    ttp://www.ipsos-mori.com/researchpublications/researcharchive/poll.aspx?oItemId=103

    with absolutely-certain-to-vote:

    h
    ttp://www.ipsos-mori.com/researchpublications/researcharchive/poll.aspx?oItemId=107&view=wide

    from November 2002 onwards…

    There have been some very, very dramatic adjustments in favour of the Conservatives on this 10/10 absolute certainty measure while they were in opposition… these adjustments (%) brought the Con vote into alignment with the actual 2005 (+7%) and 2010 (+3%) GE results – Lab was still being underadjusted for in 2005 (-3%, instead of -5%), but was dead-on in 2010 (-3%)

    The +Con, -Lab adjustments do seem to have been scaling back somewhat since Con and Lab have reversed their opp/govt relation. It will be interesting to see if there are more instances of Labour being favoured by this criterion.

  43. @[Colin]

    “So what do you think Lefty contributors (of Tim Montgomerie’s wholly objective interpretation of Miliband’s personal ratings)? :-

    Wishful thinking? Yes
    Wrong conclusion? Yes
    Something in it? No

    lol

  44. I know. New thread. One comment: this is a 9 pt lead masquerading as a,13 pt lead. The former,is consistent will all current VI polls.

  45. nick p
    Thanks for the explanation of Lord green’s religious and ethical background. I spent an evening with him last week and was hand-on-heart massively impressed.
    tim
    i suspect there is something in what you say. However a further breakdown to districts rather than regions might give an explanation for current vi. D Carswell has interesting statistics on his blog. Even in the regions doing well there are areas suffering. While my local authority is I am confident doing as well as anywhere in germany. I only claim some of the credit!
    chris lane
    Lib Dems? A look at the Scottish electoral calculus will prove restorative to you. Also a valuable corrective to those furth of Scotland who feel our Ed need fear an alternative “left” party with a “charismatic” leader.

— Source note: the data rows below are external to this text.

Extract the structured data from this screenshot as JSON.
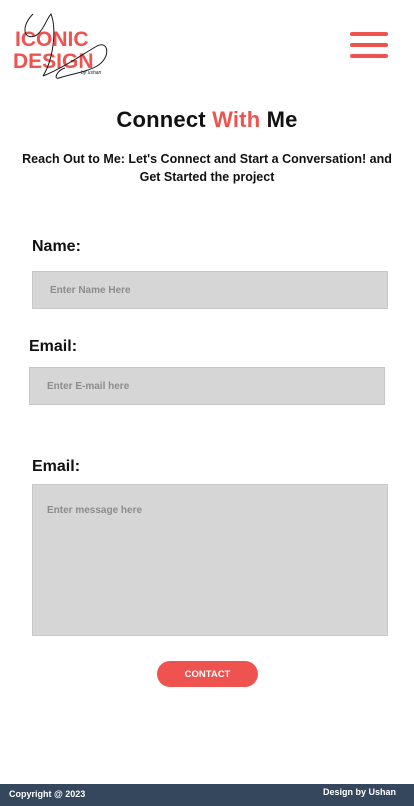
{
  "brand": {
    "logo_line1": "ICONIC",
    "logo_line2": "DESIGN",
    "logo_tagline": "by ushan",
    "accent_color": "#ef5350",
    "icon": "signature-logo"
  },
  "header": {
    "menu_icon": "hamburger-menu-icon"
  },
  "hero": {
    "title_part1": "Connect",
    "title_accent": "With",
    "title_part2": "Me",
    "subtitle": "Reach Out to Me: Let's Connect and Start a Conversation! and Get Started the project"
  },
  "form": {
    "name_label": "Name:",
    "name_placeholder": "Enter Name Here",
    "email_label": "Email:",
    "email_placeholder": "Enter E-mail here",
    "message_label": "Email:",
    "message_placeholder": "Enter message here",
    "submit_label": "CONTACT"
  },
  "footer": {
    "copyright": "Copyright @ 2023",
    "credit": "Design by Ushan",
    "background_color": "#34475d"
  }
}
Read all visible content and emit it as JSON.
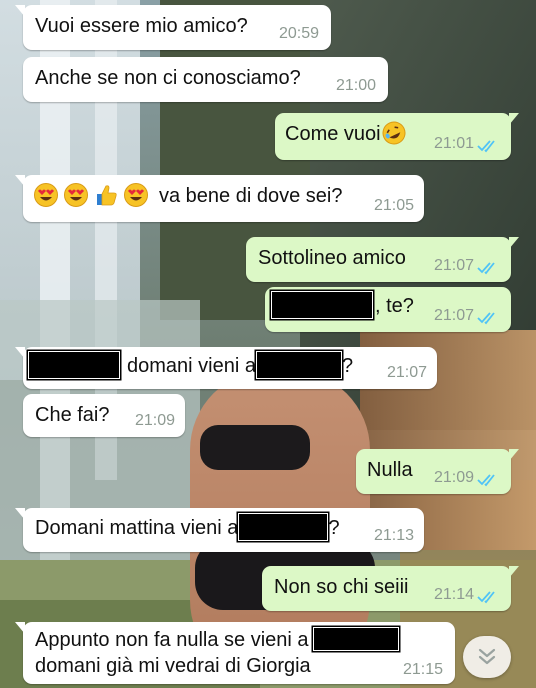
{
  "messages": [
    {
      "direction": "incoming",
      "text": "Vuoi essere mio amico?",
      "time": "20:59"
    },
    {
      "direction": "incoming",
      "text": "Anche se non ci conosciamo?",
      "time": "21:00"
    },
    {
      "direction": "outgoing",
      "text": "Come vuoi",
      "emoji": "rofl-emoji",
      "time": "21:01",
      "status": "read"
    },
    {
      "direction": "incoming",
      "emojis": [
        "heart-eyes-emoji",
        "heart-eyes-emoji",
        "thumbs-up-emoji",
        "heart-eyes-emoji"
      ],
      "text": "va bene di dove sei?",
      "time": "21:05"
    },
    {
      "direction": "outgoing",
      "text": "Sottolineo amico",
      "time": "21:07",
      "status": "read"
    },
    {
      "direction": "outgoing",
      "text": ", te?",
      "time": "21:07",
      "status": "read",
      "redacted_prefix": true
    },
    {
      "direction": "incoming",
      "text_a": "domani vieni a",
      "text_b": "?",
      "time": "21:07",
      "redacted": true
    },
    {
      "direction": "incoming",
      "text": "Che fai?",
      "time": "21:09"
    },
    {
      "direction": "outgoing",
      "text": "Nulla",
      "time": "21:09",
      "status": "read"
    },
    {
      "direction": "incoming",
      "text_a": "Domani mattina vieni a",
      "text_b": "?",
      "time": "21:13",
      "redacted": true
    },
    {
      "direction": "outgoing",
      "text": "Non so chi seiii",
      "time": "21:14",
      "status": "read"
    },
    {
      "direction": "incoming",
      "line1": "Appunto non fa nulla se vieni a",
      "line2": "domani già mi vedrai di Giorgia",
      "time": "21:15",
      "redacted": true
    }
  ],
  "colors": {
    "incoming_bubble": "#ffffff",
    "outgoing_bubble": "#dcf8c6",
    "read_ticks": "#4fc3f7",
    "timestamp": "#8e9a92"
  },
  "controls": {
    "scroll_down_icon": "double-chevron-down-icon"
  }
}
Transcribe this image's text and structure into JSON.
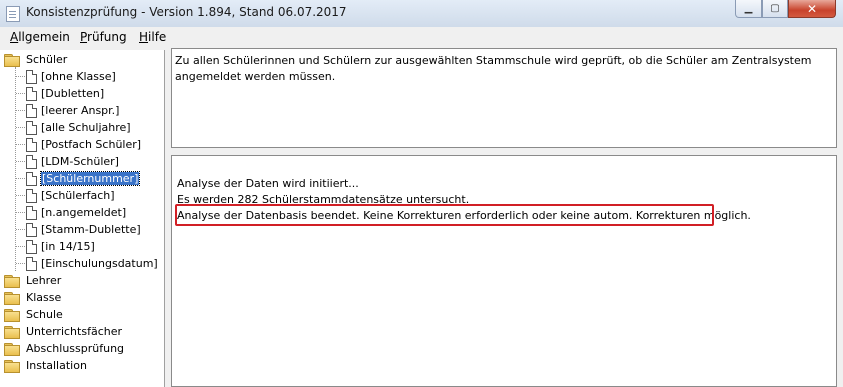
{
  "window": {
    "title": "Konsistenzprüfung - Version 1.894, Stand 06.07.2017",
    "minimize_glyph": "▁",
    "maximize_glyph": "▢",
    "close_glyph": "✕"
  },
  "menu": {
    "items": [
      "Allgemein",
      "Prüfung",
      "Hilfe"
    ]
  },
  "tree": {
    "root_folders": [
      "Schüler",
      "Lehrer",
      "Klasse",
      "Schule",
      "Unterrichtsfächer",
      "Abschlussprüfung",
      "Installation"
    ],
    "schueler_children": [
      "[ohne Klasse]",
      "[Dubletten]",
      "[leerer Anspr.]",
      "[alle Schuljahre]",
      "[Postfach Schüler]",
      "[LDM-Schüler]",
      "[Schülernummer]",
      "[Schülerfach]",
      "[n.angemeldet]",
      "[Stamm-Dublette]",
      "[in 14/15]",
      "[Einschulungsdatum]"
    ],
    "selected": "[Schülernummer]"
  },
  "description": {
    "text": "Zu allen Schülerinnen und Schülern zur ausgewählten Stammschule wird geprüft, ob die Schüler am Zentralsystem angemeldet werden müssen."
  },
  "log": {
    "lines": [
      "Analyse der Daten wird initiiert...",
      " Es werden 282 Schülerstammdatensätze untersucht.",
      "Analyse der Datenbasis beendet. Keine Korrekturen erforderlich oder keine autom. Korrekturen möglich."
    ],
    "highlight_color": "#d11f25"
  }
}
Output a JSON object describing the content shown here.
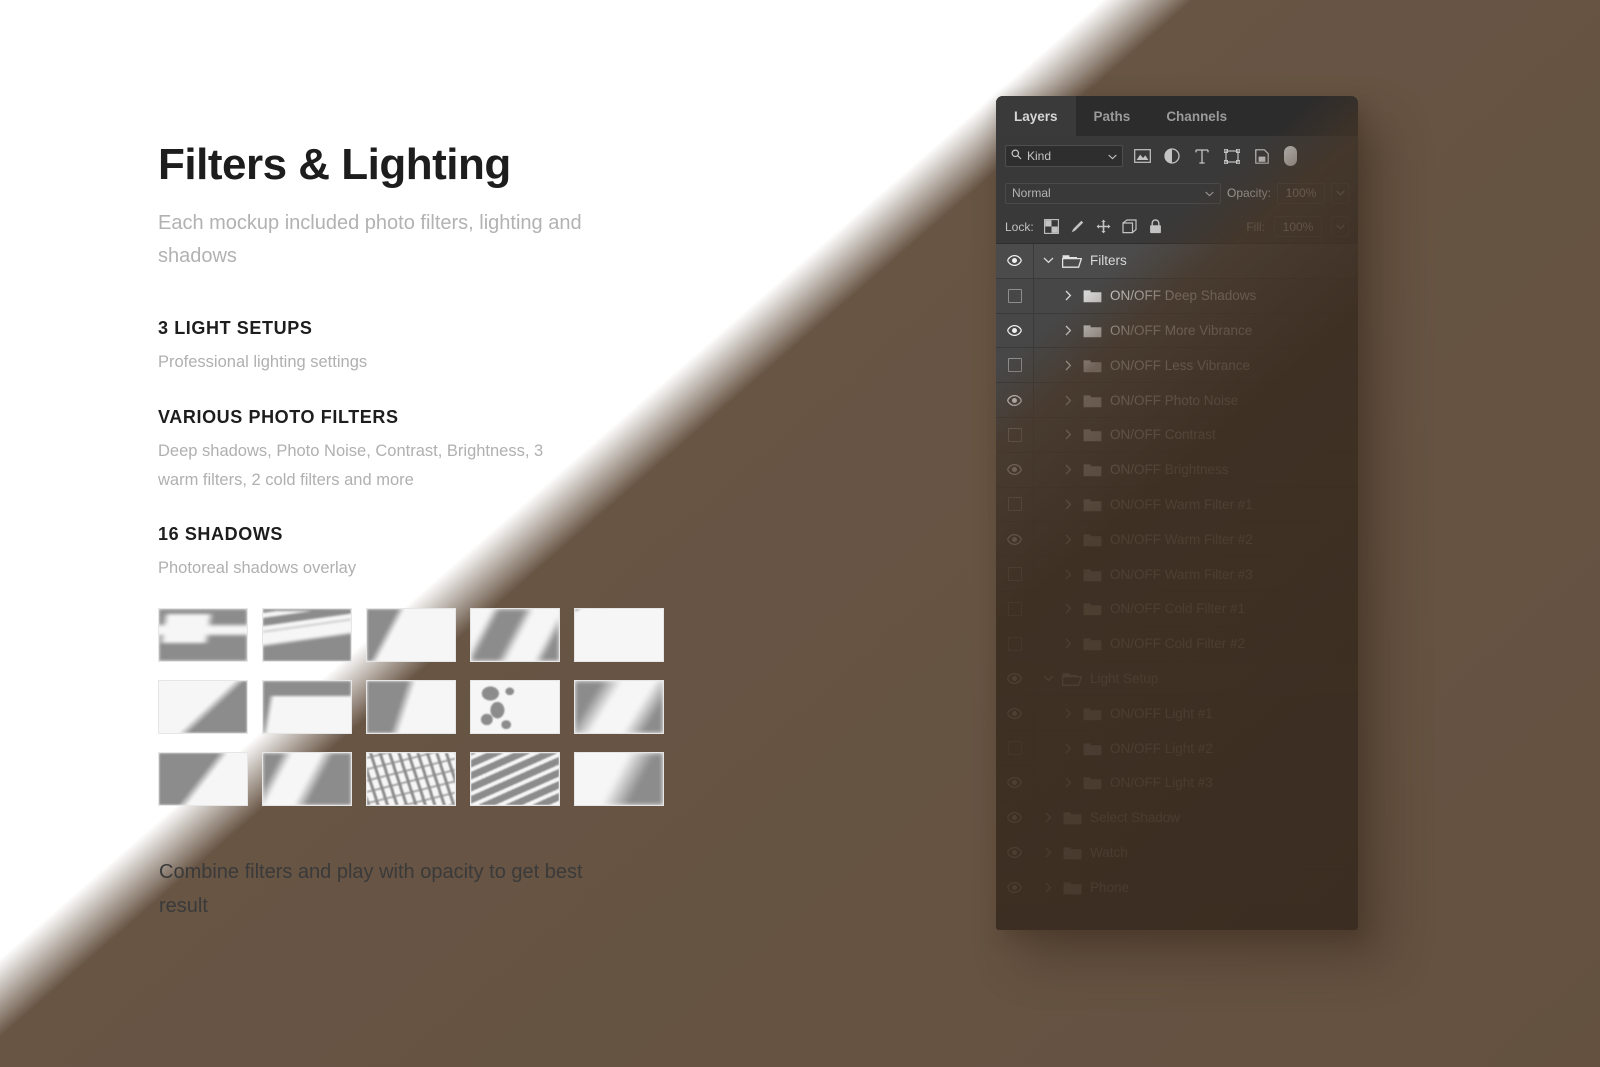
{
  "hero": {
    "title": "Filters & Lighting",
    "subtitle": "Each mockup included photo filters, lighting and shadows"
  },
  "features": [
    {
      "title": "3 LIGHT SETUPS",
      "desc": "Professional lighting settings"
    },
    {
      "title": "VARIOUS PHOTO FILTERS",
      "desc": "Deep shadows, Photo Noise, Contrast, Brightness, 3 warm filters, 2 cold filters and more"
    },
    {
      "title": "16 SHADOWS",
      "desc": "Photoreal shadows overlay"
    }
  ],
  "footer_note": "Combine filters and play with opacity to get best result",
  "thumbnails": [
    {
      "name": "shadow-thumb-window-blur"
    },
    {
      "name": "shadow-thumb-window-slats"
    },
    {
      "name": "shadow-thumb-diagonal-soft"
    },
    {
      "name": "shadow-thumb-light-beam"
    },
    {
      "name": "shadow-thumb-foliage-edge"
    },
    {
      "name": "shadow-thumb-corner-diagonal"
    },
    {
      "name": "shadow-thumb-frame-corner"
    },
    {
      "name": "shadow-thumb-wide-diagonal"
    },
    {
      "name": "shadow-thumb-leaves"
    },
    {
      "name": "shadow-thumb-soft-band"
    },
    {
      "name": "shadow-thumb-triangle"
    },
    {
      "name": "shadow-thumb-double-band"
    },
    {
      "name": "shadow-thumb-blinds-dense"
    },
    {
      "name": "shadow-thumb-blinds-angled"
    },
    {
      "name": "shadow-thumb-faint-diagonal"
    }
  ],
  "panel": {
    "tabs": [
      {
        "label": "Layers",
        "active": true
      },
      {
        "label": "Paths",
        "active": false
      },
      {
        "label": "Channels",
        "active": false
      }
    ],
    "filter_bar": {
      "kind_label": "Kind",
      "icons": [
        "search-icon",
        "pixel-layer-icon",
        "adjustment-layer-icon",
        "type-layer-icon",
        "shape-layer-icon",
        "smart-object-icon",
        "filter-toggle-knob"
      ]
    },
    "blend_row": {
      "blend_mode": "Normal",
      "opacity_label": "Opacity:",
      "opacity_value": "100%"
    },
    "lock_row": {
      "lock_label": "Lock:",
      "icons": [
        "lock-transparent-icon",
        "lock-image-icon",
        "lock-position-icon",
        "lock-artboard-icon",
        "lock-all-icon"
      ],
      "fill_label": "Fill:",
      "fill_value": "100%"
    },
    "layers": [
      {
        "name": "Filters",
        "type": "group",
        "expanded": true,
        "visible": true,
        "indent": 0
      },
      {
        "name": "ON/OFF Deep Shadows",
        "type": "folder",
        "expanded": false,
        "visible": false,
        "indent": 1
      },
      {
        "name": "ON/OFF More Vibrance",
        "type": "folder",
        "expanded": false,
        "visible": true,
        "indent": 1
      },
      {
        "name": "ON/OFF Less Vibrance",
        "type": "folder",
        "expanded": false,
        "visible": false,
        "indent": 1
      },
      {
        "name": "ON/OFF Photo Noise",
        "type": "folder",
        "expanded": false,
        "visible": true,
        "indent": 1
      },
      {
        "name": "ON/OFF Contrast",
        "type": "folder",
        "expanded": false,
        "visible": false,
        "indent": 1
      },
      {
        "name": "ON/OFF Brightness",
        "type": "folder",
        "expanded": false,
        "visible": true,
        "indent": 1
      },
      {
        "name": "ON/OFF Warm Filter #1",
        "type": "folder",
        "expanded": false,
        "visible": false,
        "indent": 1
      },
      {
        "name": "ON/OFF Warm Filter #2",
        "type": "folder",
        "expanded": false,
        "visible": true,
        "indent": 1
      },
      {
        "name": "ON/OFF Warm Filter #3",
        "type": "folder",
        "expanded": false,
        "visible": false,
        "indent": 1
      },
      {
        "name": "ON/OFF Cold Filter #1",
        "type": "folder",
        "expanded": false,
        "visible": false,
        "indent": 1
      },
      {
        "name": "ON/OFF Cold Filter #2",
        "type": "folder",
        "expanded": false,
        "visible": false,
        "indent": 1
      },
      {
        "name": "Light Setup",
        "type": "group",
        "expanded": true,
        "visible": true,
        "indent": 0
      },
      {
        "name": "ON/OFF Light #1",
        "type": "folder",
        "expanded": false,
        "visible": true,
        "indent": 1
      },
      {
        "name": "ON/OFF Light #2",
        "type": "folder",
        "expanded": false,
        "visible": false,
        "indent": 1
      },
      {
        "name": "ON/OFF Light #3",
        "type": "folder",
        "expanded": false,
        "visible": true,
        "indent": 1
      },
      {
        "name": "Select Shadow",
        "type": "folder",
        "expanded": false,
        "visible": true,
        "indent": 0
      },
      {
        "name": "Watch",
        "type": "folder",
        "expanded": false,
        "visible": true,
        "indent": 0
      },
      {
        "name": "Phone",
        "type": "folder",
        "expanded": false,
        "visible": true,
        "indent": 0
      }
    ]
  },
  "colors": {
    "shadow_brown": "#5c4836",
    "panel_bg": "#434343",
    "panel_tabs_bg": "#2c2c2c",
    "row_bg": "#474747",
    "text_light": "#e2e2e2",
    "title_dark": "#1d1d1d",
    "muted_gray": "#b2b2b2"
  }
}
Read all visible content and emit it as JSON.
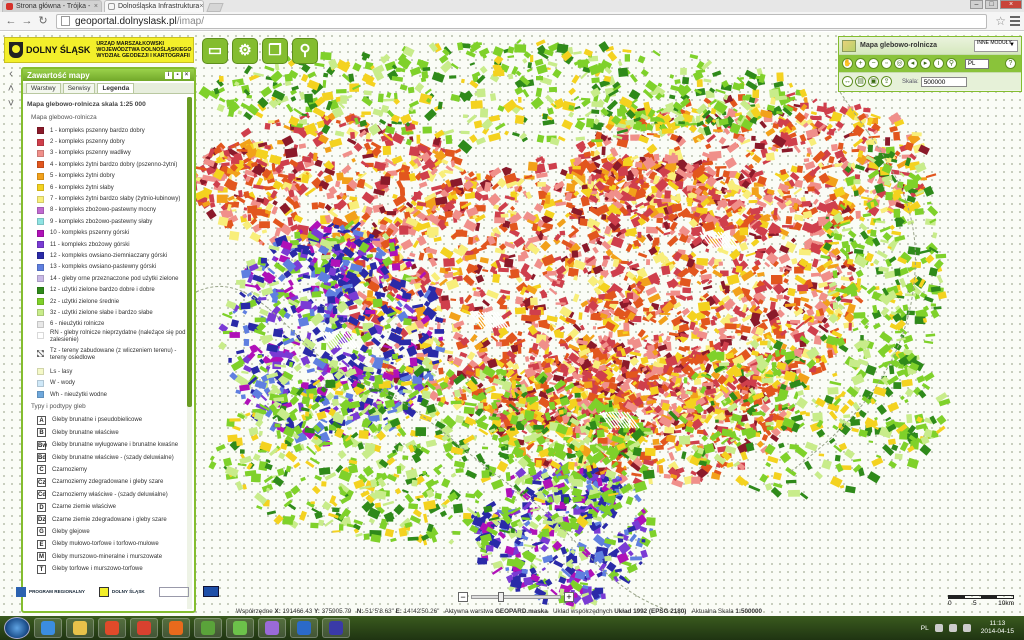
{
  "browser": {
    "tabs": [
      {
        "title": "Strona główna - Trójka -",
        "favicon_color": "#d6312a"
      },
      {
        "title": "Dolnośląska Infrastruktura",
        "favicon_color": "#ffffff"
      }
    ],
    "url_domain": "geoportal.dolnyslask.pl",
    "url_path": "/imap/"
  },
  "header": {
    "logo_name": "DOLNY ŚLĄSK",
    "org_line1": "URZĄD MARSZAŁKOWSKI",
    "org_line2": "WOJEWÓDZTWA DOLNOŚLĄSKIEGO",
    "org_line3": "WYDZIAŁ GEODEZJI I KARTOGRAFII"
  },
  "toolbar_icons": [
    "folder-icon",
    "settings-icon",
    "windows-icon",
    "search-icon"
  ],
  "panel": {
    "title": "Zawartość mapy",
    "tabs": [
      "Warstwy",
      "Serwisy",
      "Legenda"
    ],
    "active_tab": "Legenda",
    "legend_title": "Mapa glebowo-rolnicza skala 1:25 000",
    "section1": "Mapa glebowo-rolnicza",
    "items": [
      {
        "label": "1 - kompleks pszenny bardzo dobry",
        "color": "#8b1a2a"
      },
      {
        "label": "2 - kompleks pszenny dobry",
        "color": "#cf3f4c"
      },
      {
        "label": "3 - kompleks pszenny wadliwy",
        "color": "#f08f8a"
      },
      {
        "label": "4 - kompleks żytni bardzo dobry (pszenno-żytni)",
        "color": "#e2561e"
      },
      {
        "label": "5 - kompleks żytni dobry",
        "color": "#f2a11a"
      },
      {
        "label": "6 - kompleks żytni słaby",
        "color": "#f4d21f"
      },
      {
        "label": "7 - kompleks żytni bardzo słaby (żytnio-łubinowy)",
        "color": "#f8ee7a"
      },
      {
        "label": "8 - kompleks zbożowo-pastewny mocny",
        "color": "#c06ad0"
      },
      {
        "label": "9 - kompleks zbożowo-pastewny słaby",
        "color": "#8fe3e3"
      },
      {
        "label": "10 - kompleks pszenny górski",
        "color": "#b011b8"
      },
      {
        "label": "11 - kompleks zbożowy górski",
        "color": "#7a3bd4"
      },
      {
        "label": "12 - kompleks owsiano-ziemniaczany górski",
        "color": "#2a2aa8"
      },
      {
        "label": "13 - kompleks owsiano-pastewny górski",
        "color": "#5f7fe0"
      },
      {
        "label": "14 - gleby orne przeznaczone pod użytki zielone",
        "color": "#c9b9e6"
      },
      {
        "label": "1z - użytki zielone bardzo dobre i dobre",
        "color": "#2f8a1a"
      },
      {
        "label": "2z - użytki zielone średnie",
        "color": "#7fd12a"
      },
      {
        "label": "3z - użytki zielone słabe i bardzo słabe",
        "color": "#c8ec8a"
      },
      {
        "label": "6 - nieużytki rolnicze",
        "color": "#e8e8e8"
      }
    ],
    "items_extra": [
      {
        "label": "RN - gleby rolnicze nieprzydatne (należące się pod zalesienie)",
        "swatch": "#ffffff"
      },
      {
        "label": "Tz - tereny zabudowane (z wliczeniem terenu) - tereny osiedlowe",
        "swatch": "hatch"
      },
      {
        "label": "Ls - lasy",
        "swatch": "#f5f9c8"
      },
      {
        "label": "W - wody",
        "swatch": "#cfe8f8"
      },
      {
        "label": "Wh - nieużytki wodne",
        "swatch": "#6fa8dc"
      }
    ],
    "section2": "Typy i podtypy gleb",
    "soil_types": [
      {
        "code": "A",
        "label": "Gleby brunatne i pseudobielicowe"
      },
      {
        "code": "B",
        "label": "Gleby brunatne właściwe"
      },
      {
        "code": "Bw",
        "label": "Gleby brunatne wyługowane i brunatne kwaśne"
      },
      {
        "code": "Bd",
        "label": "Gleby brunatne właściwe - (szady deluwialne)"
      },
      {
        "code": "C",
        "label": "Czarnoziemy"
      },
      {
        "code": "Cz",
        "label": "Czarnoziemy zdegradowane i gleby szare"
      },
      {
        "code": "Cd",
        "label": "Czarnoziemy właściwe - (szady deluwialne)"
      },
      {
        "code": "D",
        "label": "Czarne ziemie właściwe"
      },
      {
        "code": "Dz",
        "label": "Czarne ziemie zdegradowane i gleby szare"
      },
      {
        "code": "G",
        "label": "Gleby glejowe"
      },
      {
        "code": "E",
        "label": "Gleby mułowo-torfowe i torfowo-mułowe"
      },
      {
        "code": "M",
        "label": "Gleby murszowo-mineralne i murszowate"
      },
      {
        "code": "T",
        "label": "Gleby torfowe i murszowo-torfowe"
      }
    ]
  },
  "right_panel": {
    "map_title": "Mapa glebowo-rolnicza",
    "modules_label": "INNE MODUŁY",
    "language": "PL",
    "scale_label": "Skala:",
    "scale_value": "500000"
  },
  "status": {
    "coord_label": "Współrzędne",
    "x_label": "X:",
    "x_value": "191466.43",
    "y_label": "Y:",
    "y_value": "375905.79",
    "n_label": "N:",
    "n_value": "51°5'8.63\"",
    "e_label": "E:",
    "e_value": "14°42'50.26\"",
    "active_label": "Aktywna warstwa",
    "active_value": "GEOPARD.maska",
    "crs_label": "Układ współrzędnych",
    "crs_value": "Układ 1992 (EPSG 2180)",
    "scale_label": "Aktualna Skala",
    "scale_value": "1:500000"
  },
  "scalebar": {
    "labels": [
      "0",
      "5",
      "10km"
    ]
  },
  "logos": {
    "program": "PROGRAM REGIONALNY",
    "ds": "DOLNY ŚLĄSK",
    "eu_color": "#1f4fa8"
  },
  "taskbar": {
    "apps": [
      {
        "icon": "ie-icon",
        "color": "#3b8de0"
      },
      {
        "icon": "explorer-icon",
        "color": "#e8c24a"
      },
      {
        "icon": "media-icon",
        "color": "#e04a2a"
      },
      {
        "icon": "chrome-icon",
        "color": "#d9412f"
      },
      {
        "icon": "firefox-icon",
        "color": "#e86a1c"
      },
      {
        "icon": "qgis-icon",
        "color": "#5aa33a"
      },
      {
        "icon": "evernote-icon",
        "color": "#6cc14a"
      },
      {
        "icon": "gallery-icon",
        "color": "#9a6ad8"
      },
      {
        "icon": "outlook-icon",
        "color": "#2b6ac8"
      },
      {
        "icon": "save-icon",
        "color": "#3a3aa8"
      }
    ],
    "lang": "PL",
    "time": "11:13",
    "date": "2014-04-15"
  }
}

  46. barney

    Pity he ran such a disgraceful bank.

  47. Okay, so I’m going to come out and say it. This has got to be one of the craziest political stories I have ever seen.

    http://thelede.blogs.nytimes.com/2012/07/16/egyptians-who-jeered-clinton-cite-american-conservatives-to-argue-u-s-secretly-supports-islamists/

    You seriously can’t make this sh*t up.

    It’s amazing to me that this is the woman who foreign intellectuals (at least those in Egypt) take as a serious and leading authority on U.S. foreign policy:

    h ttp://www.youtube.com/watch?v=6DAFSuBhhvc

    I think that’s what I like about Brits so much. You guys never take what any American says at face value. Intellectuals from every other country on the planet(often anti-American) seem to do that. :)

  48. STEVE
    ‘If regional stats like this were publicised, and not just ‘UK’, ‘Scotland’, ‘Wales’ and ‘NI’, then I think there would be a significant realignment of VI.’

    I think people are more concerned (and convinced) by their own personal economic experiences rather than some cooked ‘stats’ plucked from somewhere to be honest.

    TURK
    ‘The time we get to the next GE is the public will be heartly sick of coalition politics and will be looking for a single party to lead the country.’

    ‘The public’ aren’t some kind of unified entity and don’t coalesce with a single purpose, they are millions of different people with their own independent agendas informed or otherwise and act as such.

    SOCALLIBERAL
    ‘Okay, so I’m going to come out and say it. This has got to be one of the craziest political stories I have ever seen.’

    The US economic/security elite do have form on preferring, and indeed aiding, Islamic fundamentalists when opposed to secular (and therefore potentially ‘socialist’) nationalist movements. I’m sure one or two examples will come to mind if given a thought.